Here the requirement is to repeat every record exactly, in full.

[Data entries]
------------------------------
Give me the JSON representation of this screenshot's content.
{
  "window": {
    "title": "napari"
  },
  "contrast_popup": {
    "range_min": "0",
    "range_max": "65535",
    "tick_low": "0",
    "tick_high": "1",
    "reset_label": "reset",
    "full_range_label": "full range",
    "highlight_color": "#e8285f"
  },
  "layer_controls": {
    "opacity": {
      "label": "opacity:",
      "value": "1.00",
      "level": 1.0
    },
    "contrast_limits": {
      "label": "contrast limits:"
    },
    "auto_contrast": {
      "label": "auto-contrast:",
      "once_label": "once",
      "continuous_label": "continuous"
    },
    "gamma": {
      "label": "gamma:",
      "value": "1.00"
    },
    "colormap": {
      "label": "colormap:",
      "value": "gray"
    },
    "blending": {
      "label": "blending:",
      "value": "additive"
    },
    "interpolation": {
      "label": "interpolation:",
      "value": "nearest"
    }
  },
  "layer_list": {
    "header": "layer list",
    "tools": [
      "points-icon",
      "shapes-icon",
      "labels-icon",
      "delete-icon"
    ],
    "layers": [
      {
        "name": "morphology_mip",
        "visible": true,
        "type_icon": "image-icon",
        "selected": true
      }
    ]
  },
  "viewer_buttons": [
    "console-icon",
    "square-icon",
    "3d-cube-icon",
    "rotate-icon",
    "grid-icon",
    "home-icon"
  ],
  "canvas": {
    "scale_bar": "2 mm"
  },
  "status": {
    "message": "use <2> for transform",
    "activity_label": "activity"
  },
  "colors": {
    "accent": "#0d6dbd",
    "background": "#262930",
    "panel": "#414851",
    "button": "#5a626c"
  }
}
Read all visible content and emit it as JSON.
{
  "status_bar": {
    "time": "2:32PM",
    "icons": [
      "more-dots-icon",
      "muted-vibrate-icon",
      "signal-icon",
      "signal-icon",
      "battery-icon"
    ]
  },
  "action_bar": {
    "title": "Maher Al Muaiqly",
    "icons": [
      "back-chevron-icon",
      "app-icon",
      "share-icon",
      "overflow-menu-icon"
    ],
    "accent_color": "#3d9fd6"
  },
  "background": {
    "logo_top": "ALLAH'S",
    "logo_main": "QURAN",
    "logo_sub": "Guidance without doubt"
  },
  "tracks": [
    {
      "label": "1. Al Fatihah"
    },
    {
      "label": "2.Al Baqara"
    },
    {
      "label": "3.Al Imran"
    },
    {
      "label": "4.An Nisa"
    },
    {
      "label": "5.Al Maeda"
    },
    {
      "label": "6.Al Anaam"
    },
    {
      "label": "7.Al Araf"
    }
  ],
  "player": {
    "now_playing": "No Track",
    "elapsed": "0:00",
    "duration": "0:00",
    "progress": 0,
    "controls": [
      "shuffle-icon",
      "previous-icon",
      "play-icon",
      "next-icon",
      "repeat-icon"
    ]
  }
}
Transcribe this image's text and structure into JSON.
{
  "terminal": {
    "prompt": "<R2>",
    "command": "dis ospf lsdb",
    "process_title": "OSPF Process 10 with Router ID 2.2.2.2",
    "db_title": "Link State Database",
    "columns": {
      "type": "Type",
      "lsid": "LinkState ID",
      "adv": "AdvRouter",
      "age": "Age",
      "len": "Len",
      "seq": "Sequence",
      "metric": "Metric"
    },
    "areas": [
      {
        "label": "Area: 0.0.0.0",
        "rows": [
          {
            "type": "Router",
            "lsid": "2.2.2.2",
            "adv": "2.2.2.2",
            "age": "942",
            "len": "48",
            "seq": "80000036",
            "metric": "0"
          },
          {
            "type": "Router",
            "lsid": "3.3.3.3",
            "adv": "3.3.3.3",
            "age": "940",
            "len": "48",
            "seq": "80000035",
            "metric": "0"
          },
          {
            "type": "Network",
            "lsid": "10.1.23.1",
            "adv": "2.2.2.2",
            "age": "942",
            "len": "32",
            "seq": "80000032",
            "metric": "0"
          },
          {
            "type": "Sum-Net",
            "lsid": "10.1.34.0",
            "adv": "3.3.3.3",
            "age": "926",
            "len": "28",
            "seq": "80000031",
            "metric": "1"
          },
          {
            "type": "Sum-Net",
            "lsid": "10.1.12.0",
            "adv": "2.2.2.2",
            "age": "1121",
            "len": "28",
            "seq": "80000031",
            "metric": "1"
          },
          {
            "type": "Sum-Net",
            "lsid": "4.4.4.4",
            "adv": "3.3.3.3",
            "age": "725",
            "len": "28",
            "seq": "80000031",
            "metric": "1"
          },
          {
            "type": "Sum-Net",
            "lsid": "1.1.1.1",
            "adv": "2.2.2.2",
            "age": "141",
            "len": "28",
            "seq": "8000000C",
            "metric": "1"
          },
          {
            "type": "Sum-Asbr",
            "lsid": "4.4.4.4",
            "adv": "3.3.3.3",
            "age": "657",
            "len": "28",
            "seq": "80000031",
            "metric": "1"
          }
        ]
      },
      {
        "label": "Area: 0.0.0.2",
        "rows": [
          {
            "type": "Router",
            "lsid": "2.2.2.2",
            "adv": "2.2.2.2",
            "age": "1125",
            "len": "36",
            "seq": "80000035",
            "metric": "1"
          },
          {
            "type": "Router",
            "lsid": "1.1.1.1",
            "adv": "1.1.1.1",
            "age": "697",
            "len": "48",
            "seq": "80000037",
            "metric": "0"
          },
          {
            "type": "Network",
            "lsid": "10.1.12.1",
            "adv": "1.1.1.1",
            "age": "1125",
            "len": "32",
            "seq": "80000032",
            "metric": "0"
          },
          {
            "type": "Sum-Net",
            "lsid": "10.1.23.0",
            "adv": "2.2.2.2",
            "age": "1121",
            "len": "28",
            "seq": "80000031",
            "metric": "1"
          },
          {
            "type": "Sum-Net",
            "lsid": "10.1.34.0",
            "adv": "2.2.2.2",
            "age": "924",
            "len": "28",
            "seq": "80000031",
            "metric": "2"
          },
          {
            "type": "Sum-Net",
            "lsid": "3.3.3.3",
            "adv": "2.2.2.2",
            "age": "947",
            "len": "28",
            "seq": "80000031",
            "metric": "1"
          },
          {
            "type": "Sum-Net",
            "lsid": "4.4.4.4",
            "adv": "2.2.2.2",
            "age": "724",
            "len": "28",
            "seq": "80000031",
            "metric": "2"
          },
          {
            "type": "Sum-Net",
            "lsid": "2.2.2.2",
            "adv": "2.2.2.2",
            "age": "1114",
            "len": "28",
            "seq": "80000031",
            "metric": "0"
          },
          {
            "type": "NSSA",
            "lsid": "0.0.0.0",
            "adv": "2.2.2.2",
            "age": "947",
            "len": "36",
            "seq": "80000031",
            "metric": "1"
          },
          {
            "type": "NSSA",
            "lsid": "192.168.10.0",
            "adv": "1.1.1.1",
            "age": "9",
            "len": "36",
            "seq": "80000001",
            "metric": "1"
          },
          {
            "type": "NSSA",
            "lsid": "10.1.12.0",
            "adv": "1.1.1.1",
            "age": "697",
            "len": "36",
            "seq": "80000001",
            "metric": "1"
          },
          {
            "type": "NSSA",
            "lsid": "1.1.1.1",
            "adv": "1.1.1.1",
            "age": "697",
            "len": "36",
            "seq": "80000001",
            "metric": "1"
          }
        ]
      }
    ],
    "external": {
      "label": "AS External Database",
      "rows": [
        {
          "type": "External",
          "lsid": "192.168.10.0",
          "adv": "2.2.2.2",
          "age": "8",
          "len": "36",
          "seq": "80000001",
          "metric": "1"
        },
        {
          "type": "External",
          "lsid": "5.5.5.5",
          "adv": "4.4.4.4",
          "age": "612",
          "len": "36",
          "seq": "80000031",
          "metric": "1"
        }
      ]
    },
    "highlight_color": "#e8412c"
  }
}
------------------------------
TASK RESULT »
Give me the JSON representation of this screenshot's content.
{
  "window": {
    "title": "napari"
  },
  "contrast_popup": {
    "range_min": "0",
    "range_max": "65535",
    "tick_low": "0",
    "tick_high": "1",
    "reset_label": "reset",
    "full_range_label": "full range",
    "highlight_color": "#e8285f"
  },
  "layer_controls": {
    "opacity": {
      "label": "opacity:",
      "value": "1.00",
      "level": 1.0
    },
    "contrast_limits": {
      "label": "contrast limits:"
    },
    "auto_contrast": {
      "label": "auto-contrast:",
      "once_label": "once",
      "continuous_label": "continuous"
    },
    "gamma": {
      "label": "gamma:",
      "value": "1.00"
    },
    "colormap": {
      "label": "colormap:",
      "value": "gray"
    },
    "blending": {
      "label": "blending:",
      "value": "additive"
    },
    "interpolation": {
      "label": "interpolation:",
      "value": "nearest"
    }
  },
  "layer_list": {
    "header": "layer list",
    "tools": [
      "points-icon",
      "shapes-icon",
      "labels-icon",
      "delete-icon"
    ],
    "layers": [
      {
        "name": "morphology_mip",
        "visible": true,
        "type_icon": "image-icon",
        "selected": true
      }
    ]
  },
  "viewer_buttons": [
    "console-icon",
    "square-icon",
    "3d-cube-icon",
    "rotate-icon",
    "grid-icon",
    "home-icon"
  ],
  "canvas": {
    "scale_bar": "2 mm"
  },
  "status": {
    "message": "use <2> for transform",
    "activity_label": "activity"
  },
  "colors": {
    "accent": "#0d6dbd",
    "background": "#262930",
    "panel": "#414851",
    "button": "#5a626c"
  }
}
Read all visible content and emit it as JSON.
{
  "status_bar": {
    "time": "2:32PM",
    "icons": [
      "more-dots-icon",
      "muted-vibrate-icon",
      "signal-icon",
      "signal-icon",
      "battery-icon"
    ]
  },
  "action_bar": {
    "title": "Maher Al Muaiqly",
    "icons": [
      "back-chevron-icon",
      "app-icon",
      "share-icon",
      "overflow-menu-icon"
    ],
    "accent_color": "#3d9fd6"
  },
  "background": {
    "logo_top": "ALLAH'S",
    "logo_main": "QURAN",
    "logo_sub": "Guidance without doubt"
  },
  "tracks": [
    {
      "label": "1. Al Fatihah"
    },
    {
      "label": "2.Al Baqara"
    },
    {
      "label": "3.Al Imran"
    },
    {
      "label": "4.An Nisa"
    },
    {
      "label": "5.Al Maeda"
    },
    {
      "label": "6.Al Anaam"
    },
    {
      "label": "7.Al Araf"
    }
  ],
  "player": {
    "now_playing": "No Track",
    "elapsed": "0:00",
    "duration": "0:00",
    "progress": 0,
    "controls": [
      "shuffle-icon",
      "previous-icon",
      "play-icon",
      "next-icon",
      "repeat-icon"
    ]
  }
}
Transcribe this image's text and structure into JSON.
{
  "terminal": {
    "prompt": "<R2>",
    "command": "dis ospf lsdb",
    "process_title": "OSPF Process 10 with Router ID 2.2.2.2",
    "db_title": "Link State Database",
    "columns": {
      "type": "Type",
      "lsid": "LinkState ID",
      "adv": "AdvRouter",
      "age": "Age",
      "len": "Len",
      "seq": "Sequence",
      "metric": "Metric"
    },
    "areas": [
      {
        "label": "Area: 0.0.0.0",
        "rows": [
          {
            "type": "Router",
            "lsid": "2.2.2.2",
            "adv": "2.2.2.2",
            "age": "942",
            "len": "48",
            "seq": "80000036",
            "metric": "0"
          },
          {
            "type": "Router",
            "lsid": "3.3.3.3",
            "adv": "3.3.3.3",
            "age": "940",
            "len": "48",
            "seq": "80000035",
            "metric": "0"
          },
          {
            "type": "Network",
            "lsid": "10.1.23.1",
            "adv": "2.2.2.2",
            "age": "942",
            "len": "32",
            "seq": "80000032",
            "metric": "0"
          },
          {
            "type": "Sum-Net",
            "lsid": "10.1.34.0",
            "adv": "3.3.3.3",
            "age": "926",
            "len": "28",
            "seq": "80000031",
            "metric": "1"
          },
          {
            "type": "Sum-Net",
            "lsid": "10.1.12.0",
            "adv": "2.2.2.2",
            "age": "1121",
            "len": "28",
            "seq": "80000031",
            "metric": "1"
          },
          {
            "type": "Sum-Net",
            "lsid": "4.4.4.4",
            "adv": "3.3.3.3",
            "age": "725",
            "len": "28",
            "seq": "80000031",
            "metric": "1"
          },
          {
            "type": "Sum-Net",
            "lsid": "1.1.1.1",
            "adv": "2.2.2.2",
            "age": "141",
            "len": "28",
            "seq": "8000000C",
            "metric": "1"
          },
          {
            "type": "Sum-Asbr",
            "lsid": "4.4.4.4",
            "adv": "3.3.3.3",
            "age": "657",
            "len": "28",
            "seq": "80000031",
            "metric": "1"
          }
        ]
      },
      {
        "label": "Area: 0.0.0.2",
        "rows": [
          {
            "type": "Router",
            "lsid": "2.2.2.2",
            "adv": "2.2.2.2",
            "age": "1125",
            "len": "36",
            "seq": "80000035",
            "metric": "1"
          },
          {
            "type": "Router",
            "lsid": "1.1.1.1",
            "adv": "1.1.1.1",
            "age": "697",
            "len": "48",
            "seq": "80000037",
            "metric": "0"
          },
          {
            "type": "Network",
            "lsid": "10.1.12.1",
            "adv": "1.1.1.1",
            "age": "1125",
            "len": "32",
            "seq": "80000032",
            "metric": "0"
          },
          {
            "type": "Sum-Net",
            "lsid": "10.1.23.0",
            "adv": "2.2.2.2",
            "age": "1121",
            "len": "28",
            "seq": "80000031",
            "metric": "1"
          },
          {
            "type": "Sum-Net",
            "lsid": "10.1.34.0",
            "adv": "2.2.2.2",
            "age": "924",
            "len": "28",
            "seq": "80000031",
            "metric": "2"
          },
          {
            "type": "Sum-Net",
            "lsid": "3.3.3.3",
            "adv": "2.2.2.2",
            "age": "947",
            "len": "28",
            "seq": "80000031",
            "metric": "1"
          },
          {
            "type": "Sum-Net",
            "lsid": "4.4.4.4",
            "adv": "2.2.2.2",
            "age": "724",
            "len": "28",
            "seq": "80000031",
            "metric": "2"
          },
          {
            "type": "Sum-Net",
            "lsid": "2.2.2.2",
            "adv": "2.2.2.2",
            "age": "1114",
            "len": "28",
            "seq": "80000031",
            "metric": "0"
          },
          {
            "type": "NSSA",
            "lsid": "0.0.0.0",
            "adv": "2.2.2.2",
            "age": "947",
            "len": "36",
            "seq": "80000031",
            "metric": "1"
          },
          {
            "type": "NSSA",
            "lsid": "192.168.10.0",
            "adv": "1.1.1.1",
            "age": "9",
            "len": "36",
            "seq": "80000001",
            "metric": "1"
          },
          {
            "type": "NSSA",
            "lsid": "10.1.12.0",
            "adv": "1.1.1.1",
            "age": "697",
            "len": "36",
            "seq": "80000001",
            "metric": "1"
          },
          {
            "type": "NSSA",
            "lsid": "1.1.1.1",
            "adv": "1.1.1.1",
            "age": "697",
            "len": "36",
            "seq": "80000001",
            "metric": "1"
          }
        ]
      }
    ],
    "external": {
      "label": "AS External Database",
      "rows": [
        {
          "type": "External",
          "lsid": "192.168.10.0",
          "adv": "2.2.2.2",
          "age": "8",
          "len": "36",
          "seq": "80000001",
          "metric": "1"
        },
        {
          "type": "External",
          "lsid": "5.5.5.5",
          "adv": "4.4.4.4",
          "age": "612",
          "len": "36",
          "seq": "80000031",
          "metric": "1"
        }
      ]
    },
    "highlight_color": "#e8412c"
  }
}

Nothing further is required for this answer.